After two months teaching the Khmer Culture course, lecturer Diep Sophal led over 300 University of Cambodia (UC) students to Mondulkiri province to learn more about Khmer culture and, in particular, the minority groups in Cambodia. The three-day “Khmer Love Khmer” study trip was on May 13-15 and was funded by the students.
Students studied and researched the ethnic minority groups and their society, combining the theories studied in class with real-world experience. In addition to exposing students to ethnic minorities in the country, the trip aimed to encourage students to respect and appreciate their country, and to build stronger relationships with other students and with the community. Diep Sophal said that he brought the students to study and research the minority groups and their society. Phnom Penh and Mondulkiri are very different from each other, as one is urban and the other is rural, so the trip provided students an opportunity to compare and contrast the two areas and assess the progress of development in the country, he stated.
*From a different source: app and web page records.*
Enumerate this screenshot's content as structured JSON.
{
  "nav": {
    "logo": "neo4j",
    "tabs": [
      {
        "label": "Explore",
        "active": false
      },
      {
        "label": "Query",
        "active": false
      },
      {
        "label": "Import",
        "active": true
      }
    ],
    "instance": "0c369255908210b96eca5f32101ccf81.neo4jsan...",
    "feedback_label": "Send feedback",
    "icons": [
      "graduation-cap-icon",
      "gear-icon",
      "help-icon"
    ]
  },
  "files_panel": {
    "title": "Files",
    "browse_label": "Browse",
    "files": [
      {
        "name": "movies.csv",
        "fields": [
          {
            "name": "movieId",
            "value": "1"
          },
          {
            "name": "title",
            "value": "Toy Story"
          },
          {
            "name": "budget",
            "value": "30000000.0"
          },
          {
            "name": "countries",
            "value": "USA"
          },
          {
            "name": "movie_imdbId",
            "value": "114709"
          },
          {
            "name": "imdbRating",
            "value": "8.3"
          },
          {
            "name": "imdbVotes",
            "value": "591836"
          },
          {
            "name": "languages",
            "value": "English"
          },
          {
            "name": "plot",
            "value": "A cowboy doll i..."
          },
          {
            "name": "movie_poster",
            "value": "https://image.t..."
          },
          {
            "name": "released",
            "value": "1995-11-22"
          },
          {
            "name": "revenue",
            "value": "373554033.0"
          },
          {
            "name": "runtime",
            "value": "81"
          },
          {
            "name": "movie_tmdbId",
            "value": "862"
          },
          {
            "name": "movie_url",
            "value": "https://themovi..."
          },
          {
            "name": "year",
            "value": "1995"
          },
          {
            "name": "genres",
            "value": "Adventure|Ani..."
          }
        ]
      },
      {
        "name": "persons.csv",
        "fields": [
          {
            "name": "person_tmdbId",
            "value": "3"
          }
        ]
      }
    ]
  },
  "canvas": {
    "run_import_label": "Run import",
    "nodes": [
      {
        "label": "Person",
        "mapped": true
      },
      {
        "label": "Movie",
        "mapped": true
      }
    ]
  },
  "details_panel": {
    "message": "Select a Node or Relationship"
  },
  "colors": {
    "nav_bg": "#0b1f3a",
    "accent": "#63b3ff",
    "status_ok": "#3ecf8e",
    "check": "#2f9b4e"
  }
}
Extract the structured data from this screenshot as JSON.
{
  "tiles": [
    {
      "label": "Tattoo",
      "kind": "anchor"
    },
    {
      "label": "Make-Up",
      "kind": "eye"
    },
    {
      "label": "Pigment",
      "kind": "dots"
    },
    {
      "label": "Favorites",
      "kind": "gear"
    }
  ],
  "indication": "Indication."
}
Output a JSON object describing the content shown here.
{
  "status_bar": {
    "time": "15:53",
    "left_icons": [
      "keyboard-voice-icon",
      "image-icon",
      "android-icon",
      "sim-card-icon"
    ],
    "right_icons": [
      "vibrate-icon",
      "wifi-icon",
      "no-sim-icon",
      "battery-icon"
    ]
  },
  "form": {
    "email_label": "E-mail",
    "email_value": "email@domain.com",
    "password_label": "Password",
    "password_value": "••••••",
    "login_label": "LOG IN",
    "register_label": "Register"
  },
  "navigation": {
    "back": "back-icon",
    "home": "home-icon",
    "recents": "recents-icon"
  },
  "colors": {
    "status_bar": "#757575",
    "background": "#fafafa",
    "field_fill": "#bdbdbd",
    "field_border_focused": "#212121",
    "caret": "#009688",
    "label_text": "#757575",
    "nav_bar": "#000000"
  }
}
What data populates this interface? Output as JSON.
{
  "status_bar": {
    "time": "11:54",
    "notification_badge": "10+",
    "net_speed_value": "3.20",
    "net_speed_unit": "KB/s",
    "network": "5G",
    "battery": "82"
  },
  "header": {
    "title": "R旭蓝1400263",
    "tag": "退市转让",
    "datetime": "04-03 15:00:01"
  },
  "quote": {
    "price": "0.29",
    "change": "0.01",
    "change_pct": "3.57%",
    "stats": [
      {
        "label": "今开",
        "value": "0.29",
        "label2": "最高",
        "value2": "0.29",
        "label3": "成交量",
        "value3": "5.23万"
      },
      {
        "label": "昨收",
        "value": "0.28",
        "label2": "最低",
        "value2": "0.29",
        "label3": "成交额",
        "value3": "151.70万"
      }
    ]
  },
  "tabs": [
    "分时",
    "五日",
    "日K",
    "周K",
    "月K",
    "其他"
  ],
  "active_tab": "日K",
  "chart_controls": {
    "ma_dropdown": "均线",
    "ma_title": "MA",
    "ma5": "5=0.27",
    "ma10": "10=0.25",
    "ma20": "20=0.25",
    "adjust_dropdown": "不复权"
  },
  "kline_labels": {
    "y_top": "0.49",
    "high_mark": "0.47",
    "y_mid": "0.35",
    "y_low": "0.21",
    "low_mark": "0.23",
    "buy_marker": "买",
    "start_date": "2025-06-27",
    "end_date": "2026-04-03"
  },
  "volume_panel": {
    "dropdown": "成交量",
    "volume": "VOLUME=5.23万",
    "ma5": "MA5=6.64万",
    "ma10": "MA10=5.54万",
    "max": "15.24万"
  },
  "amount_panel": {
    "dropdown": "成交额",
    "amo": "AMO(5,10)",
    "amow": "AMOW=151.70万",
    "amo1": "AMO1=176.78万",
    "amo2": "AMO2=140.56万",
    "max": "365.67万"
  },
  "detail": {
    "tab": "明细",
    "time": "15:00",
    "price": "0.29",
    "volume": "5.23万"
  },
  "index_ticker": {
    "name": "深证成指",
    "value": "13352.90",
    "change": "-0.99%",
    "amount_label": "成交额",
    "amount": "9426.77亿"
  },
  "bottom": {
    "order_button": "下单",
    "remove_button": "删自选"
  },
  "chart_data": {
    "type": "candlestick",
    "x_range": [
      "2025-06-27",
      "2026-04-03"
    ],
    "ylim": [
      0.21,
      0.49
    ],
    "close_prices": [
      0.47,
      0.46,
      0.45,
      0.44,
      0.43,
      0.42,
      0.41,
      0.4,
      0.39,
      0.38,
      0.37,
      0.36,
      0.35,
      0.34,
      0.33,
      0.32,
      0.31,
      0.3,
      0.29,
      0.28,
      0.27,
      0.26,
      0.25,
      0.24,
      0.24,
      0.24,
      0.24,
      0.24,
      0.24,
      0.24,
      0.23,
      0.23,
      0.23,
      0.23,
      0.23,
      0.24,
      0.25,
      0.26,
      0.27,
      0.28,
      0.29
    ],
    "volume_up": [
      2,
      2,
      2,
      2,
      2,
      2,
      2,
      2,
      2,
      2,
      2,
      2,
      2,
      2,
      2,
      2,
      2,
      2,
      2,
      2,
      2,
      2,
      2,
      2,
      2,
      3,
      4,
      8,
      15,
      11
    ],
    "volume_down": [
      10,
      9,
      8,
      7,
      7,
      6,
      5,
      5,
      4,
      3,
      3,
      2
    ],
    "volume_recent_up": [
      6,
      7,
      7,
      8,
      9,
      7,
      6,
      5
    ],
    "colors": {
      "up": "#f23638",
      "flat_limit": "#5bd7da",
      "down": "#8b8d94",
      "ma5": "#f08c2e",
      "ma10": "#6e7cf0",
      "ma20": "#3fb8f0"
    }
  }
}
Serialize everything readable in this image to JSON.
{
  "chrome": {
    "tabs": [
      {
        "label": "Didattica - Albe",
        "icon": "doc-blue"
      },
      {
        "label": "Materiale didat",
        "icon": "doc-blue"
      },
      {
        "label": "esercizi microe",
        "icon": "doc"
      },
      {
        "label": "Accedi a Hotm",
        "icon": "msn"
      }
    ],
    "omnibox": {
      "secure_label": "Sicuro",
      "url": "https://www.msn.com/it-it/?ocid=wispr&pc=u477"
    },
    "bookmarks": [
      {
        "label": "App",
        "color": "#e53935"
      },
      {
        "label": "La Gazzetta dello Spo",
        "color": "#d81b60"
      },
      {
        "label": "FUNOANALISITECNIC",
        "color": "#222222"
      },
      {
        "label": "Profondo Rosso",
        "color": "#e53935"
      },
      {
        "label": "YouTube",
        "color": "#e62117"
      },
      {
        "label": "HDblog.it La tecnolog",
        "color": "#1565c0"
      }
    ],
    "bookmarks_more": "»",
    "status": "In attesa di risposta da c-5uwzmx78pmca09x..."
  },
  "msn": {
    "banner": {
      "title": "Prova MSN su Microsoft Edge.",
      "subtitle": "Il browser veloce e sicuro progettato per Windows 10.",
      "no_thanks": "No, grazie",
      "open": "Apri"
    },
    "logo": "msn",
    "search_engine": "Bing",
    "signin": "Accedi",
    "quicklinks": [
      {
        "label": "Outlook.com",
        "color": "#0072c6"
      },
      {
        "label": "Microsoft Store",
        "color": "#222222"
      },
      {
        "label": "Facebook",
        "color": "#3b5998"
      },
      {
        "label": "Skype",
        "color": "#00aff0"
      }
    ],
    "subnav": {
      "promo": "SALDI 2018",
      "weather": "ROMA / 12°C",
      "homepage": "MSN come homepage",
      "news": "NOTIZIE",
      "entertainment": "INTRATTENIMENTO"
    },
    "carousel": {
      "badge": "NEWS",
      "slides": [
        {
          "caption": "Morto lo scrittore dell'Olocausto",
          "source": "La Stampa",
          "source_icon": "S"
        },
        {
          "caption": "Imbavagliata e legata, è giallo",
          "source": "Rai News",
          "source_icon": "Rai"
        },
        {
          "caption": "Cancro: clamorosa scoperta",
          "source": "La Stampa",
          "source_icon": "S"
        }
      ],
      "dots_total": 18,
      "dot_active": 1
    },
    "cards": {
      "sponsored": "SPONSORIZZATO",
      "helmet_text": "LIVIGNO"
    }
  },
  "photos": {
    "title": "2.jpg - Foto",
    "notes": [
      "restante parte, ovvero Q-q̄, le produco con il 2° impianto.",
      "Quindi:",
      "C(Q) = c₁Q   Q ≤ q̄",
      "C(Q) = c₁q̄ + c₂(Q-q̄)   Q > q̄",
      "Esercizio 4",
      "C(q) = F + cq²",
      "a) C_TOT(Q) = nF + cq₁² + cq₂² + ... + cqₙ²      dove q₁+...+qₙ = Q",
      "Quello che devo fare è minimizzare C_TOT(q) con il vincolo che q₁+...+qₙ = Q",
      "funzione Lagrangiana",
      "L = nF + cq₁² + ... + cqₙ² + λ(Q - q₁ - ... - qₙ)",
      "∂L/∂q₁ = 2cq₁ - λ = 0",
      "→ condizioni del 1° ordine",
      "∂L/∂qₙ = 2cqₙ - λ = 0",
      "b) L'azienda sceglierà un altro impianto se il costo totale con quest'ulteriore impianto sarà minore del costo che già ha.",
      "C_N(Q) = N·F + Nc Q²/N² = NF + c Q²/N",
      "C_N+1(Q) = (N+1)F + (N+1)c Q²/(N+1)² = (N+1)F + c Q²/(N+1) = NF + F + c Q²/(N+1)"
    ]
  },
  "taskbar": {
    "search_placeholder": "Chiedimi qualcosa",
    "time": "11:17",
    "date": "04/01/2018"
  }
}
“When students know more about their country, they will start to love their country more and more,” he emphasized.
During the trip, students visited many places to learn about Khmer culture, minority groups, and the way people live in the rural areas of Cambodia. They visited a rubber plantation, Bou Sra Waterfall, Sen Monorom (the capital of the province), and Pou Tang village.
In addition, students conducted research on the Pnong ethnic minority group. They interviewed leaders and villagers in a Pnong village and collected many documents.
Ban Chenda, a student who participated in the trip, said that he felt very happy to see the beautiful landscape and the development in Mondulkiri province. He also said he believes the region can attract many tourists, which can help to develop the country.
“It is interesting. . .[to learn about the]. . .society and culture. . .[of Pnong people].. .Through the trip, I learned about the minority group’s dancing and the way they live,” he said. “The way they live is different from the way I live.”
Next year, Diep Sophal plans to create a photography exhibition contest, “My Village,” in which students provide photos of their homeland for display in the competition. The class will then travel to the winner’s home village. He said that he plans to do this because UC students come from different provinces and villages all over Cambodia. By sharing their diverse experiences, students will help each other have a better understanding of the many aspects of Khmer culture.
Source: UC Bulletin June 2011, Page 24